I am Ivori Schley, a rising sophomore from North Carolina Agricultural and Technical State University (North Carolina A&T). During this eventful summer in the Research Experience for Undergrads (REU) program, I measured nitrogen content in switchgrass varieties, enhanced my appreciation for nature, and was influenced to change my major.

Ivori sieving switchgrass soil in the lab.

Ivori sieving switchgrass soil in the lab.

I worked closely with my mentor Dr. Sarah Roley, a Minnesota native and an MSU post-doc at the Kellogg Biological Station working in Dr. Phil Robertson’s lab. With her help, I became aware of switchgrass’s vast potential as a biofuel crop. Prior to this summer, I had no idea that switchgrass is common across—and native to—North America, ranging from Southern Canada to Mexico; can alleviate the environmental damage caused by our usage of fossil fuels; and is one of few non-leguminous plants that can fix atmospheric nitrogen—which is a vital component for all living things. My individual project focused on measuring the nitrogen content of various switchgrass varieties which can provide insight on which varieties to focus on for future research.

I tested switchgrass that had been growing on the Great Lakes Bioenergy Research Center (GLBRC) plots since 2009. To measure the nitrogen content of these varieties, I collected leaf samples from flowering and post-senesced switchgrass and measured the amount of nitrogen from each stage. Switchgrass is generally categorized by region, via upland (northern) and lowland (southern) ecotypes. Since the experiment was conducted in a Northern climate, I hypothesized that the uplands would perform better than the lowlands. We found that climate does not significantly determine nitrogen uptake; save two, all varieties retained a similar amount of nitrogen.

Ivori, in the "jungle" collecting leaf samples from a Cave-in-Rock plot.

Ivori, in the “jungle” collecting leaf samples from a Cave-in-Rock plot.

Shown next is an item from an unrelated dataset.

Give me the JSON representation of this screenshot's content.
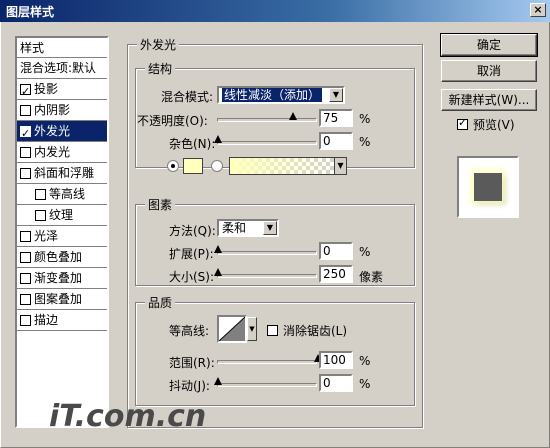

Whether at Gull Lake or Muskegon Park, there were always opportunities to peacefully reflect and learn about nature over the summer. When collecting switchgrass samples, I quickly realized I was not as comfortable around insects as I thought I was. It took me a few visits in the jungles of switchgrass plots (these plants can grow 6 to 8 feet tall and grow in thick clusters) to stay calm near Japanese beetles, dragonflies, and grasshoppers. During the annual REU camping trip to Muskegon Park, I enjoyed pitching a tent, napping in a hammock, hiking, visiting Lake Michigan, and gazing at the stars late at night. Growing up in a suburban setting, I enjoyed taking a break from technology and being one with my surroundings.

All of my experiences here collectively influenced me to consider a different academic path. Formerly, I was a laboratory animal science who aspired to be a veterinary behaviorist. I applied for the KBS program to raise my awareness of environmental issues affecting everything. I yearned to better understand how we—humans, other animals, and the rest of nature—are all connected, and the commencement of this journey was achieved here. Although my interests in vet school have not diminished, I am confident to change my major to my passions.  I appreciate my summer here at KBS to help motivate this redirection.

Ivori and fellow KBS summer researchers having fun exploring Michigan.

Ivori and fellow KBS summer researchers having fun exploring Michigan.